Browsing named entities in William Tecumseh Sherman, Memoirs of General William T. Sherman .. You can also browse the collection for April 4th or search for April 4th in all documents.

Your search returned 7 results in 4 document sections:

William Tecumseh Sherman, Memoirs of General William T. Sherman ., volume 1, Chapter 9: battle of Shiloh. March and April, 1862. (search)
followed himself with a regiment, and, fearing lest he might be worsted, I called out his whole brigade and followed some four or five miles, when the cavalry in advance encountered artillery. I then, after dark, drew back to our lines, and reported the fact by letter to General Grant, at Savannah; but thus far we had not positively detected the presence of infantry, for cavalry regiments generally had a couple of guns along, and I supposed the guns that opened on us on the evening of Friday, April 4th, belonged to the cavalry that was hovering along our whole front. Saturday passed in our camps without any unusual event, the weather being wet and mild, and the roads back to the steamboat-landing being heavy with mud; but on Sunday morning, the 6th, early, there was a good deal of picket-firing, and I got breakfast, rode out along my lines, and, about four hundred yards to the front of Appler's regiment, received from some bushes in a ravine to the left front a volley which killed
William Tecumseh Sherman, Memoirs of General William T. Sherman ., volume 1, chapter 14 (search)
l find a list of casualties. Very respectfully, Giles A. Smith, Colonel Eighth Missouri, commanding First Brigade. P. S.--I forgot to state above that the Thirteenth Infantry and One Hundred and Thirteenth Illinois being under the immediate command of General Sherman, he can mention them as their conduct deserves. On the 3d of April, a division of troops, commanded by Brigadier-General J. M. Tuttle, was assigned to my corps, and was designated the Third Division; and, on the 4th of April, Brigadier-General D. Stuart was relieved from the command of the Second Division, to which Major-General Frank P. Blair was appointed by an order from General Grant's headquarters.

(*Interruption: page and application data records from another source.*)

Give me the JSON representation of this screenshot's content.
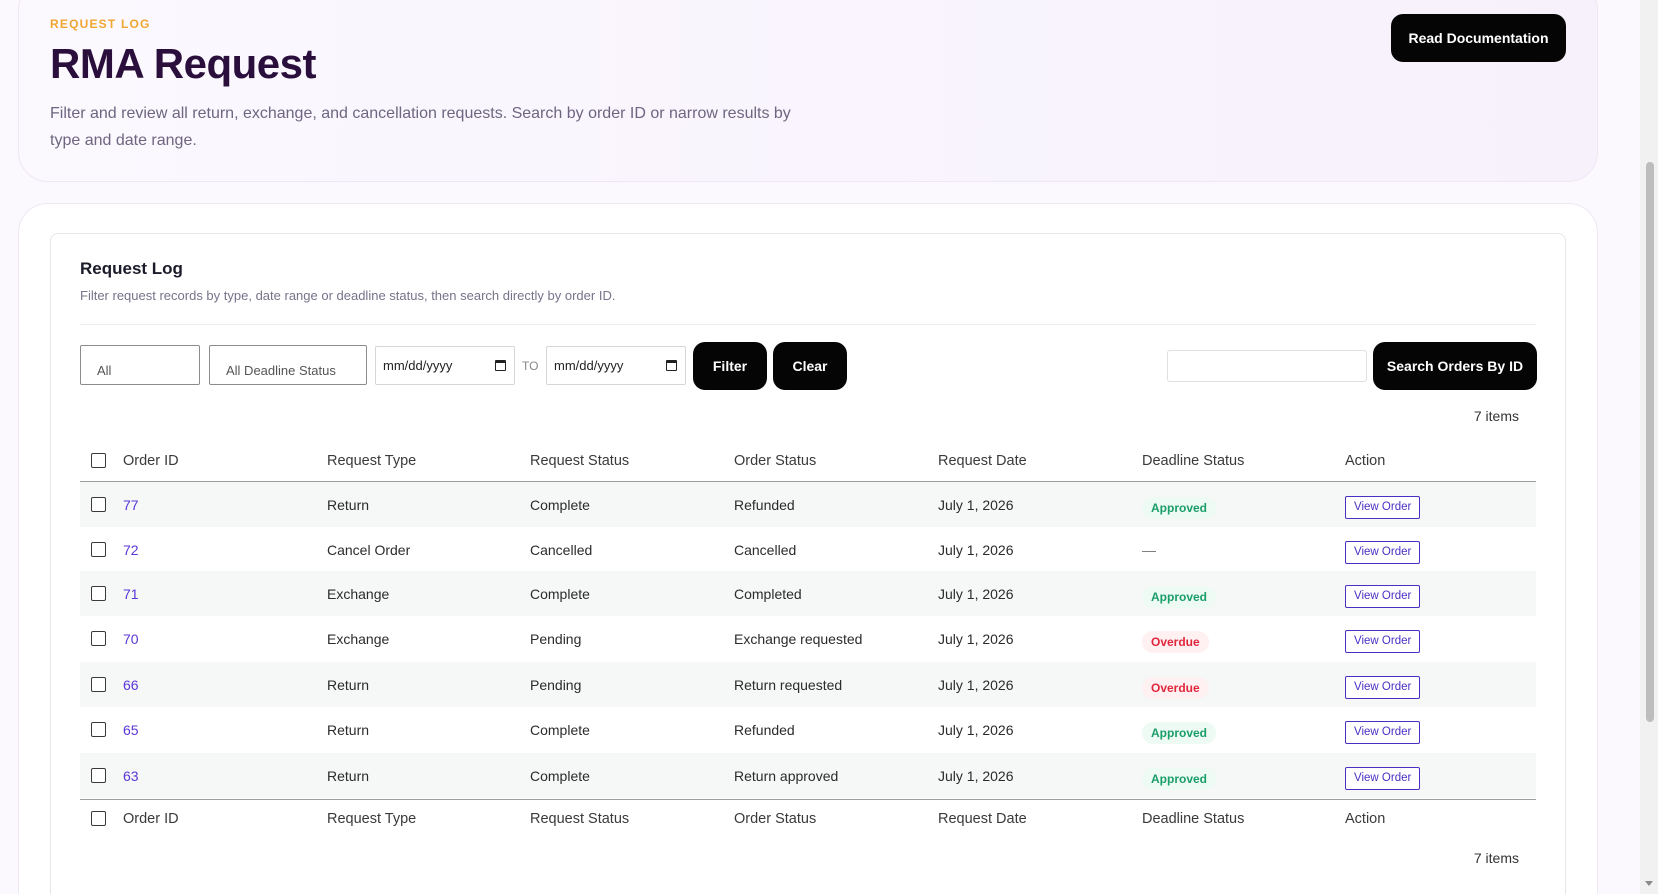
{
  "hero": {
    "eyebrow": "REQUEST LOG",
    "title": "RMA Request",
    "description": "Filter and review all return, exchange, and cancellation requests. Search by order ID or narrow results by type and date range.",
    "doc_button": "Read Documentation"
  },
  "panel": {
    "title": "Request Log",
    "subtitle": "Filter request records by type, date range or deadline status, then search directly by order ID."
  },
  "filters": {
    "type_select": "All",
    "deadline_select": "All Deadline Status",
    "date_from": "mm/dd/yyyy",
    "to_label": "TO",
    "date_to": "mm/dd/yyyy",
    "filter_button": "Filter",
    "clear_button": "Clear",
    "search_value": "",
    "search_button": "Search Orders By ID"
  },
  "items_count_top": "7 items",
  "items_count_bottom": "7 items",
  "columns": [
    "Order ID",
    "Request Type",
    "Request Status",
    "Order Status",
    "Request Date",
    "Deadline Status",
    "Action"
  ],
  "rows": [
    {
      "order_id": "77",
      "request_type": "Return",
      "request_status": "Complete",
      "order_status": "Refunded",
      "request_date": "July 1, 2026",
      "deadline": "Approved",
      "action": "View Order"
    },
    {
      "order_id": "72",
      "request_type": "Cancel Order",
      "request_status": "Cancelled",
      "order_status": "Cancelled",
      "request_date": "July 1, 2026",
      "deadline": "—",
      "action": "View Order"
    },
    {
      "order_id": "71",
      "request_type": "Exchange",
      "request_status": "Complete",
      "order_status": "Completed",
      "request_date": "July 1, 2026",
      "deadline": "Approved",
      "action": "View Order"
    },
    {
      "order_id": "70",
      "request_type": "Exchange",
      "request_status": "Pending",
      "order_status": "Exchange requested",
      "request_date": "July 1, 2026",
      "deadline": "Overdue",
      "action": "View Order"
    },
    {
      "order_id": "66",
      "request_type": "Return",
      "request_status": "Pending",
      "order_status": "Return requested",
      "request_date": "July 1, 2026",
      "deadline": "Overdue",
      "action": "View Order"
    },
    {
      "order_id": "65",
      "request_type": "Return",
      "request_status": "Complete",
      "order_status": "Refunded",
      "request_date": "July 1, 2026",
      "deadline": "Approved",
      "action": "View Order"
    },
    {
      "order_id": "63",
      "request_type": "Return",
      "request_status": "Complete",
      "order_status": "Return approved",
      "request_date": "July 1, 2026",
      "deadline": "Approved",
      "action": "View Order"
    }
  ],
  "colors": {
    "accent": "#f0a631",
    "title": "#2a0f3c",
    "link": "#5b36d6",
    "approved": "#1a9e6a",
    "overdue": "#e0283d",
    "button": "#050505"
  }
}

Stuart had been with me from the time we were at Benton Barracks, in command of the Fifty-fifth Illinois, then of a brigade, and finally of a division; but he had failed in securing a confirmation by the Senate to his nomination as brigadier-general, by reason of some old affair at Chicago, and, having resign
William Tecumseh Sherman, Memoirs of General William T. Sherman ., volume 2, chapter 17 (search)
ually overtake us until we reached Acworth and Big Shanty, in Georgia, about the 9th of June, 1864. In my letter of April 4th to General John A. Rawlins, chief of staff to General Grant at Washington, I described at length all the preparations ty roads behind Rocky-face Ridge, of about the same length. On the 10th of April I received General Grant's letter of April 4th from Washington, which formed the basis of all the campaigns of the year 1864, and subsequently received another of April 10, 1864. Lieutenant-General U. S. Grant, Commander-in-Chief, Washington, D. C. dear General: Your two letters of April 4th are now before me, and afford me infinite satisfaction. That we are now all to act on a common plan, converging on a c64. Major-General W. T. Sherman, commanding Military Division of the Mississippi. General: Since my letter to you of April 4th I have seen no reason to change any portion of the general plan of campaign, if the enemy remain still and allow us to
William Tecumseh Sherman, Memoirs of General William T. Sherman ., volume 2, chapter 25 (search)
Greensboroa, North Carolina, and on General Wilson the same duties in Georgia; but, thus far, I had been compelled to communicate with the latter through rebel sources, and General Wilson was necessarily confused by the conflict of orders and information. I deemed it of the utmost importance to establish for him a more reliable base of information and supply, and accordingly resolved to go in person to Savannah for that purpose. But, before starting, I received a New York Times, of April 2-4th, containing the following extraordinary communications: [First Bulletin.] War Department, Washington, April 22, 1865. Yesterday evening a bearer of dispatches arrived from General Sherman. An agreement for a suspension of hostilities, and a memorandum of what is called a basis for peace, had been entered into on the 18th inst. by General Sherman, with the rebel General Johnston. Brigadier-General Breckenridge was present at the conference. A cabinet meeting was held at eight o'c